virtual exhibition of Chippewa Valley art runs through June 5

Rebecca Mennecke

Works by Eau Claire artist Holli Jacobson are displayed in a virtual gallery on Artsteps.com organized by ArtFly.
Works by Eau Claire artist Holli Jacobson are displayed in a virtual gallery on Artsteps.com organized by ArtFly.

Social isolation has forced many artists and creative folks to think outside the box – or outside of reality. In the form of virtual reality, that is.

Eau Claire-based pop-up gallery ArtFly has taken art to a new, digital format that can be accessed by a computer or smartphone in the new exhibition “ArtFly: Multidimensional” – ArtFly’s first show in virtual reality.

ArtFly founder Kelsey M. Wenberg said the COVID-19 pandemic “really put a strict leash” on how visual artists share and sell their artwork. With the temporary closing of Racy’s – where they usually display their work, switching it out every six weeks – ArtFly, like many artists and organizations participating in the recent Creative Economy Week, went digital.

“Limitations can really breed creativity,” Wenberg said.

Creative Economy Week, according to the Downtown Eau Claire Inc. website, celebrated the “blossoming” creative economy movement in Wisconsin, sharing and exploring “creative endeavors, successes, and processes” within the Eau Claire community.

“Our goal has always been to exhibit new art in untraditional places.

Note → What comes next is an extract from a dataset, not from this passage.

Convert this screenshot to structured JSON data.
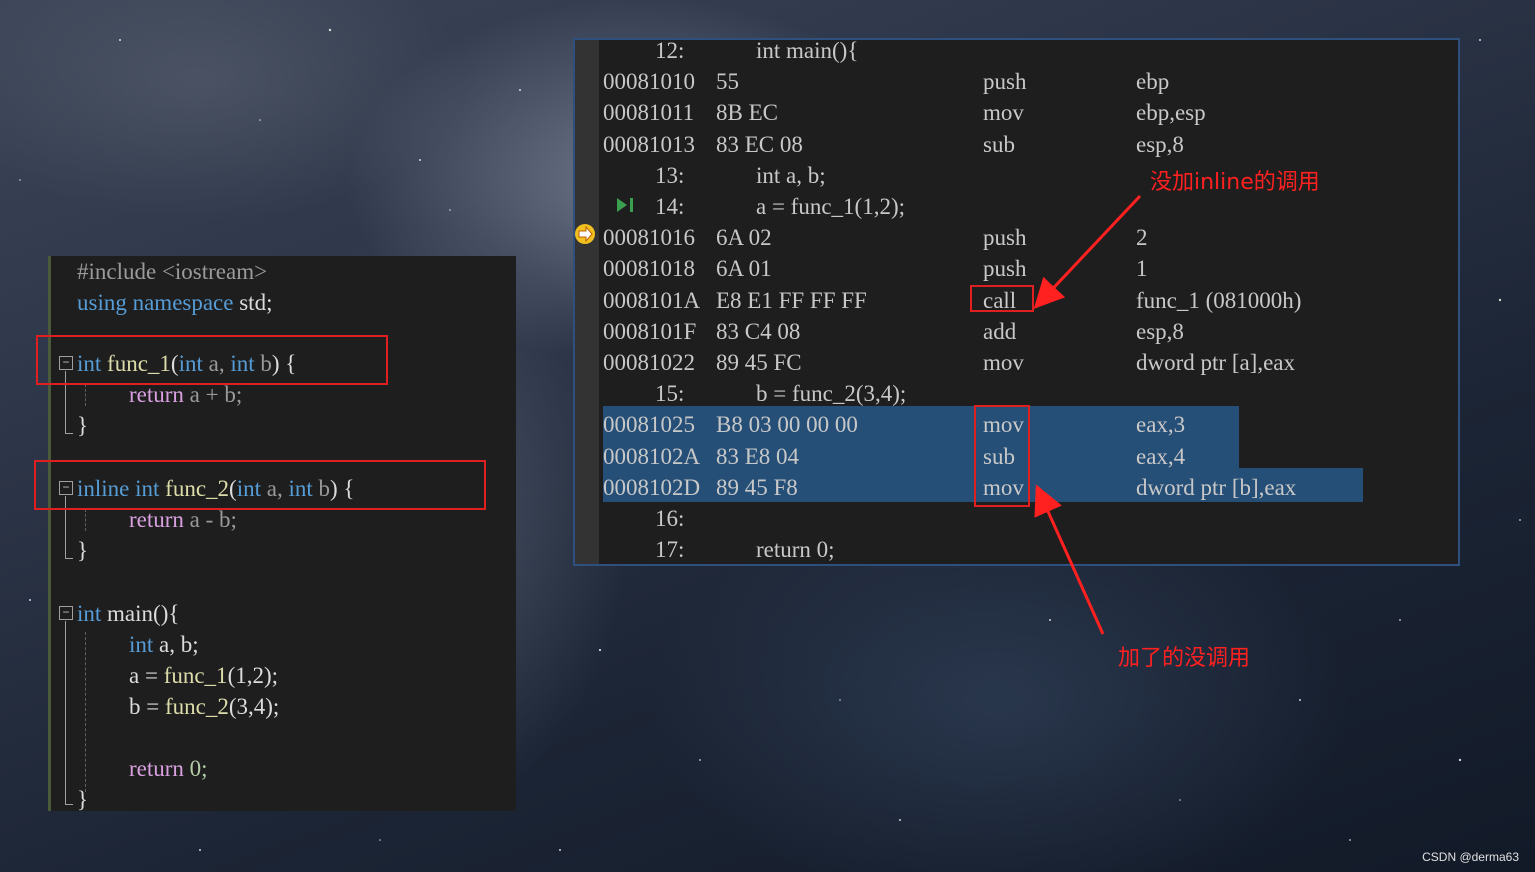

You can relate to that work in a different way.” –Kelsey M. Wenberg, founder, ArtFly

The exhibition, featuring 11 local artists, went live on Friday, May 15, and concludes on June 5. Wenberg said she had previously heard of virtual gallery platforms and chose Artsteps.com because it is free to view and compatible with most devices, making it an accessible option; anyone in the world with Internet access has the ability to view the exhibition.

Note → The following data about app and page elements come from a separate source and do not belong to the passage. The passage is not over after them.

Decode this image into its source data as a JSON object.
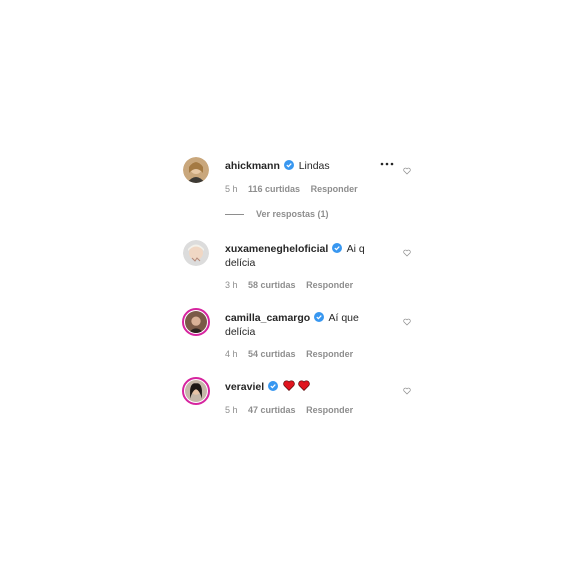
{
  "comments": [
    {
      "username": "ahickmann",
      "text": "Lindas",
      "time": "5 h",
      "likes": "116 curtidas",
      "reply": "Responder"
    },
    {
      "username": "xuxameneghelоficial",
      "text": "Ai q delícia",
      "time": "3 h",
      "likes": "58 curtidas",
      "reply": "Responder"
    },
    {
      "username": "camilla_camargo",
      "text": "Aí que delícia",
      "time": "4 h",
      "likes": "54 curtidas",
      "reply": "Responder"
    },
    {
      "username": "veraviel",
      "text": "",
      "time": "5 h",
      "likes": "47 curtidas",
      "reply": "Responder"
    }
  ],
  "view_replies": "Ver respostas (1)",
  "colors": {
    "verified": "#3897f0",
    "meta": "#8e8e8e",
    "text": "#262626",
    "heart_emoji": "#e0151f",
    "story_ring": "#d6249f"
  },
  "icons": {
    "more": "more-options-icon",
    "verified": "verified-badge-icon",
    "like": "heart-outline-icon",
    "emoji": "red-heart-emoji"
  }
}
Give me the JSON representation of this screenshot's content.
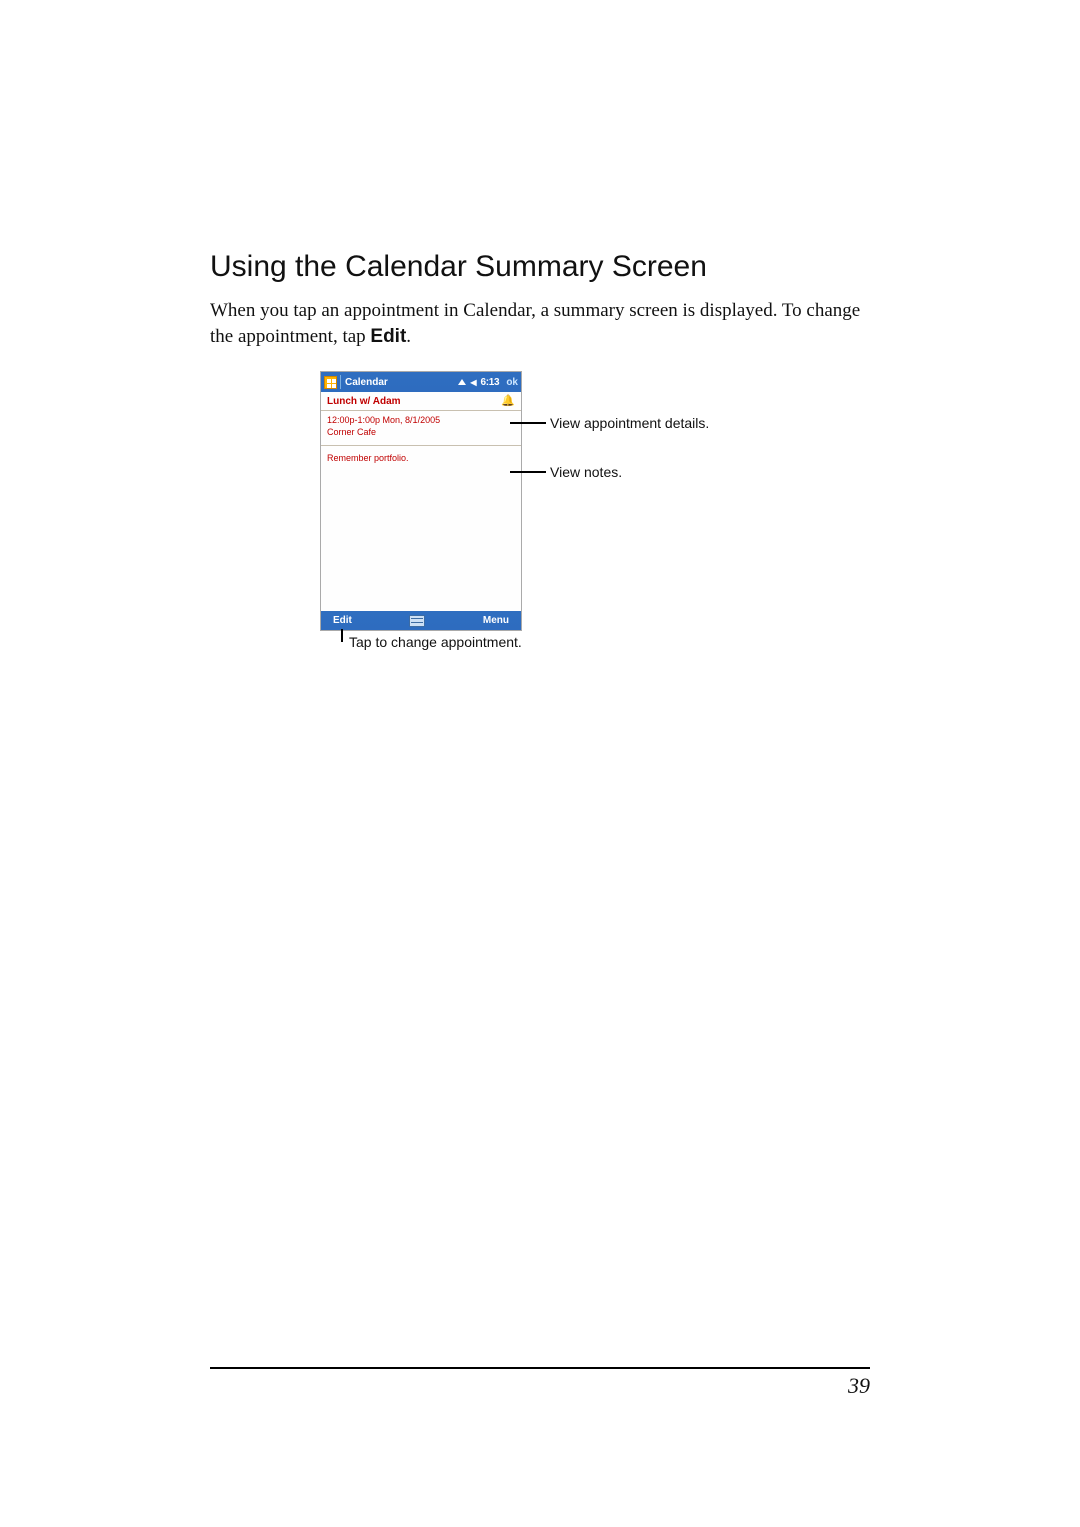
{
  "section": {
    "title": "Using the Calendar Summary Screen",
    "body_before_edit": "When you tap an appointment in Calendar, a summary screen is displayed. To change the appointment, tap ",
    "edit_label": "Edit",
    "body_after_edit": "."
  },
  "device": {
    "titlebar": {
      "app_title": "Calendar",
      "time": "6:13",
      "ok": "ok"
    },
    "appointment_title": "Lunch w/ Adam",
    "details_line1": "12:00p-1:00p Mon, 8/1/2005",
    "details_line2": "Corner Cafe",
    "notes": "Remember portfolio.",
    "softkeys": {
      "left": "Edit",
      "right": "Menu"
    }
  },
  "callouts": {
    "details": "View appointment details.",
    "notes": "View notes.",
    "edit": "Tap to change appointment."
  },
  "page_number": "39"
}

“Our goal has always been to exhibit new art in untraditional places,” she said. She offered the example of viewing artwork in a garage versus in a gallery or museum: “You can relate to that work in a different way.”

The online format also offered artists the ability to show art they otherwise wouldn’t be able to display, such as 3D sculptures. The biggest challenge for Wenberg, she said, was with the technology. Her background is with “real art objects,” so moving digital was a whole new experience for her.

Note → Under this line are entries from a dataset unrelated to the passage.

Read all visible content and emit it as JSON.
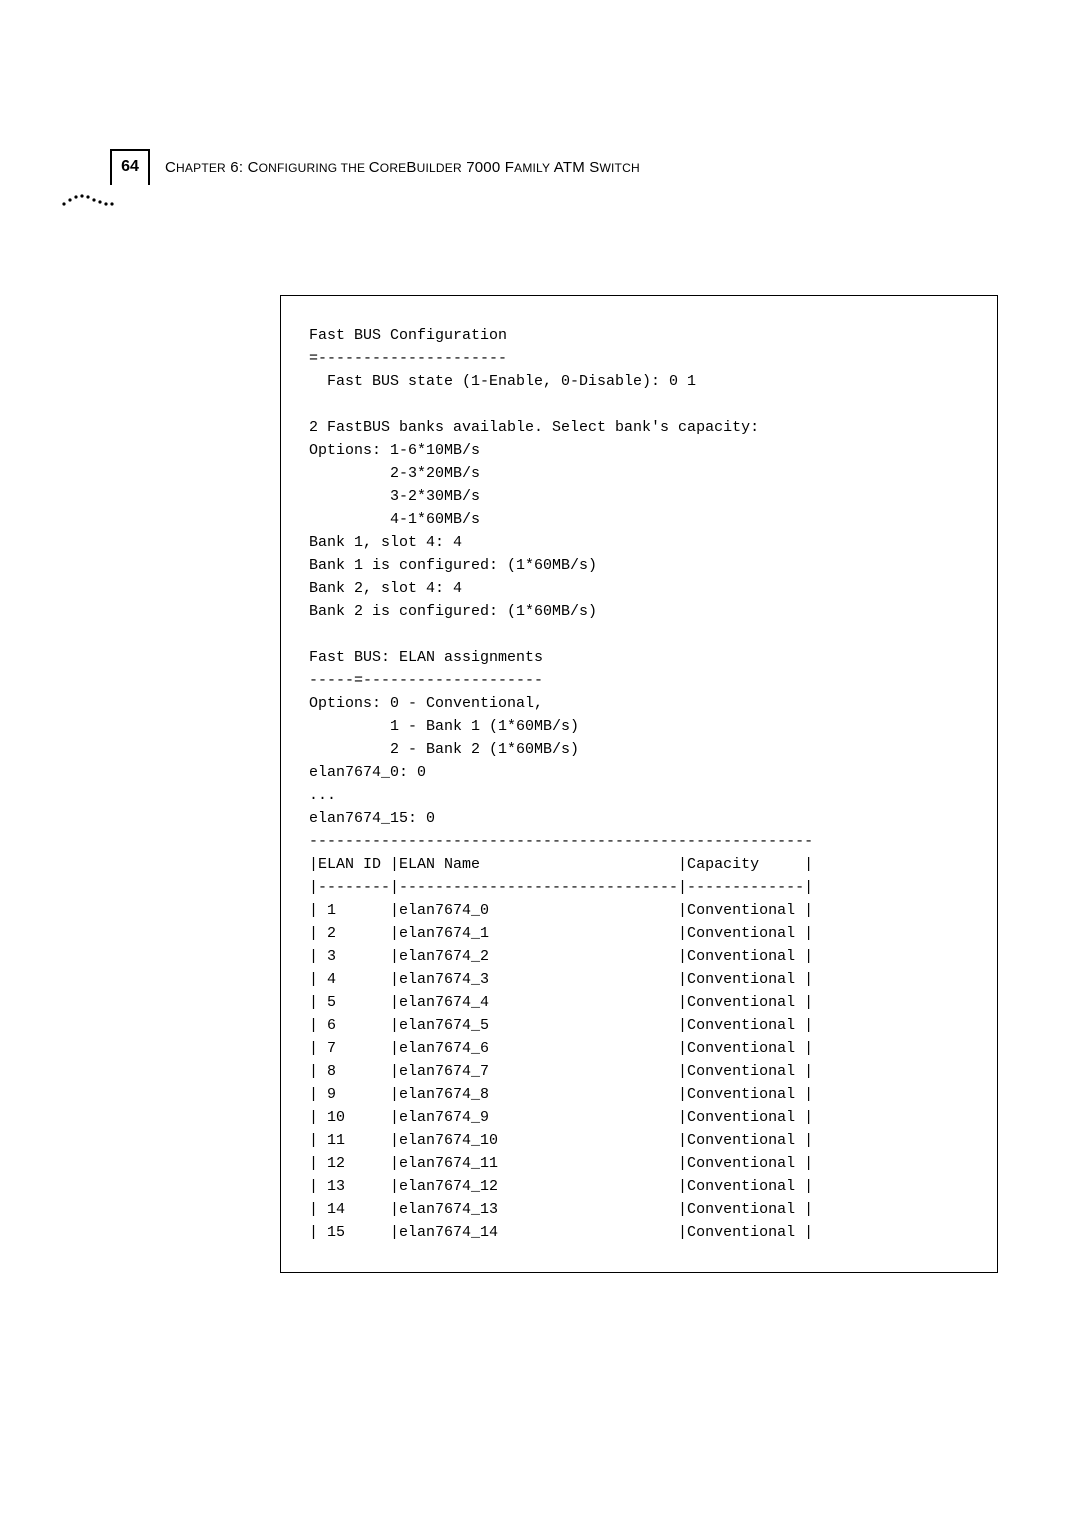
{
  "page_number": "64",
  "chapter_line_prefix": "C",
  "chapter_line_rest1": "HAPTER",
  "chapter_line_num": " 6: C",
  "chapter_line_rest2": "ONFIGURING THE ",
  "chapter_line_cb": "C",
  "chapter_line_rest3": "ORE",
  "chapter_line_b": "B",
  "chapter_line_rest4": "UILDER",
  "chapter_line_model": " 7000 F",
  "chapter_line_rest5": "AMILY",
  "chapter_line_atm": " ATM S",
  "chapter_line_rest6": "WITCH",
  "term": {
    "l01": "Fast BUS Configuration",
    "l02": "=---------------------",
    "l03": "  Fast BUS state (1-Enable, 0-Disable): 0 1",
    "l04": "",
    "l05": "2 FastBUS banks available. Select bank's capacity:",
    "l06": "Options: 1-6*10MB/s",
    "l07": "         2-3*20MB/s",
    "l08": "         3-2*30MB/s",
    "l09": "         4-1*60MB/s",
    "l10": "Bank 1, slot 4: 4",
    "l11": "Bank 1 is configured: (1*60MB/s)",
    "l12": "Bank 2, slot 4: 4",
    "l13": "Bank 2 is configured: (1*60MB/s)",
    "l14": "",
    "l15": "Fast BUS: ELAN assignments",
    "l16": "-----=--------------------",
    "l17": "Options: 0 - Conventional,",
    "l18": "         1 - Bank 1 (1*60MB/s)",
    "l19": "         2 - Bank 2 (1*60MB/s)",
    "l20": "elan7674_0: 0",
    "l21": "...",
    "l22": "elan7674_15: 0",
    "l23": "--------------------------------------------------------",
    "l24": "|ELAN ID |ELAN Name                      |Capacity     |",
    "l25": "|--------|-------------------------------|-------------|",
    "l26": "| 1      |elan7674_0                     |Conventional |",
    "l27": "| 2      |elan7674_1                     |Conventional |",
    "l28": "| 3      |elan7674_2                     |Conventional |",
    "l29": "| 4      |elan7674_3                     |Conventional |",
    "l30": "| 5      |elan7674_4                     |Conventional |",
    "l31": "| 6      |elan7674_5                     |Conventional |",
    "l32": "| 7      |elan7674_6                     |Conventional |",
    "l33": "| 8      |elan7674_7                     |Conventional |",
    "l34": "| 9      |elan7674_8                     |Conventional |",
    "l35": "| 10     |elan7674_9                     |Conventional |",
    "l36": "| 11     |elan7674_10                    |Conventional |",
    "l37": "| 12     |elan7674_11                    |Conventional |",
    "l38": "| 13     |elan7674_12                    |Conventional |",
    "l39": "| 14     |elan7674_13                    |Conventional |",
    "l40": "| 15     |elan7674_14                    |Conventional |"
  },
  "elan_table": {
    "columns": [
      "ELAN ID",
      "ELAN Name",
      "Capacity"
    ],
    "rows": [
      {
        "id": 1,
        "name": "elan7674_0",
        "capacity": "Conventional"
      },
      {
        "id": 2,
        "name": "elan7674_1",
        "capacity": "Conventional"
      },
      {
        "id": 3,
        "name": "elan7674_2",
        "capacity": "Conventional"
      },
      {
        "id": 4,
        "name": "elan7674_3",
        "capacity": "Conventional"
      },
      {
        "id": 5,
        "name": "elan7674_4",
        "capacity": "Conventional"
      },
      {
        "id": 6,
        "name": "elan7674_5",
        "capacity": "Conventional"
      },
      {
        "id": 7,
        "name": "elan7674_6",
        "capacity": "Conventional"
      },
      {
        "id": 8,
        "name": "elan7674_7",
        "capacity": "Conventional"
      },
      {
        "id": 9,
        "name": "elan7674_8",
        "capacity": "Conventional"
      },
      {
        "id": 10,
        "name": "elan7674_9",
        "capacity": "Conventional"
      },
      {
        "id": 11,
        "name": "elan7674_10",
        "capacity": "Conventional"
      },
      {
        "id": 12,
        "name": "elan7674_11",
        "capacity": "Conventional"
      },
      {
        "id": 13,
        "name": "elan7674_12",
        "capacity": "Conventional"
      },
      {
        "id": 14,
        "name": "elan7674_13",
        "capacity": "Conventional"
      },
      {
        "id": 15,
        "name": "elan7674_14",
        "capacity": "Conventional"
      }
    ]
  }
}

“It was really fun to create something that went above and beyond our expectations,” Wenberg said.

After Wenberg put out a call for artists, Holli Jacobson – a local visual artist – decided to submit her current available work, which is featured in the exhibition.

“I thought it was a good, creative way to display art at this time,” Jacobson said.

About five of Jacobson’s pieces appear in the gallery. Her art, according to her website, references the “beauty of the natural world in a state of chaos due to human practices creating climate change. Colors are vibrant and acidic with dynamic motion and flow. Inspired by photography and travel, her art connects viewers to something familiar in a state of turmoil.”

Jacobson says the exhibition gives artists a brief glimpse of what art in the future might look like.

Wenberg also said 100% of sales from the exhibit are directed to the artists. “We understand how appreciative our visual artists are of financial support right now,” she said.


A link to the exhibition is available on the ArtFly Facebook page or through their Instagram page, @artflygallery.